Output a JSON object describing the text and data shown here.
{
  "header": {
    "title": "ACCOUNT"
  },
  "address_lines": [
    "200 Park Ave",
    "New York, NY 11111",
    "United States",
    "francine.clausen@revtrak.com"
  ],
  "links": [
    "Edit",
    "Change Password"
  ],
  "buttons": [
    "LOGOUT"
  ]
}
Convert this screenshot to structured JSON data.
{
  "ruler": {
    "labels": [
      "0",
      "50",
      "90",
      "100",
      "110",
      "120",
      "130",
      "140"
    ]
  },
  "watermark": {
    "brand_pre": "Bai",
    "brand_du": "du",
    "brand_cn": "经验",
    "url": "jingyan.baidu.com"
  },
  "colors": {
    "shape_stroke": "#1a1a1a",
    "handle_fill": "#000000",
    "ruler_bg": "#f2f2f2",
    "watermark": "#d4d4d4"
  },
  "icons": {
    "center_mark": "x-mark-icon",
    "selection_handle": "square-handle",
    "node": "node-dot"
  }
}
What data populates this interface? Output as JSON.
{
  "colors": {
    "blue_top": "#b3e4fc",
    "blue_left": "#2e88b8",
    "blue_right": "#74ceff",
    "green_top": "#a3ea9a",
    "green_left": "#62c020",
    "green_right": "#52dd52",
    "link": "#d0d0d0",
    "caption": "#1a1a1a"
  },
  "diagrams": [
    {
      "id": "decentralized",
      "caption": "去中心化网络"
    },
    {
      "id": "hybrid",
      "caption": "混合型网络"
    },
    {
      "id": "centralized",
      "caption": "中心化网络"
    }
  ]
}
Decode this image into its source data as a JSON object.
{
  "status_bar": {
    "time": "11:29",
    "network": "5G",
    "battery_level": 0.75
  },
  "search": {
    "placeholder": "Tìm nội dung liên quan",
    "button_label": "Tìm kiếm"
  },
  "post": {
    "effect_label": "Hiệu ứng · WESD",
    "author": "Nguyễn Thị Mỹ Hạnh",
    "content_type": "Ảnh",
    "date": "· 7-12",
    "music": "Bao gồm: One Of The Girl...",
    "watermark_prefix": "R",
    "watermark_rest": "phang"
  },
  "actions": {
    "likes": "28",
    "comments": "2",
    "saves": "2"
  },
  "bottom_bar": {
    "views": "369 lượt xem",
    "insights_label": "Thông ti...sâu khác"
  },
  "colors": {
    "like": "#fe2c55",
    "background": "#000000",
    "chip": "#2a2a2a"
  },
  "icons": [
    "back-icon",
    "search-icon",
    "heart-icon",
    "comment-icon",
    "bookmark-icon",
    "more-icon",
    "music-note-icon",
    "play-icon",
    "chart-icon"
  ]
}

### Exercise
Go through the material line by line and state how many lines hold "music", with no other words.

### Finished task
2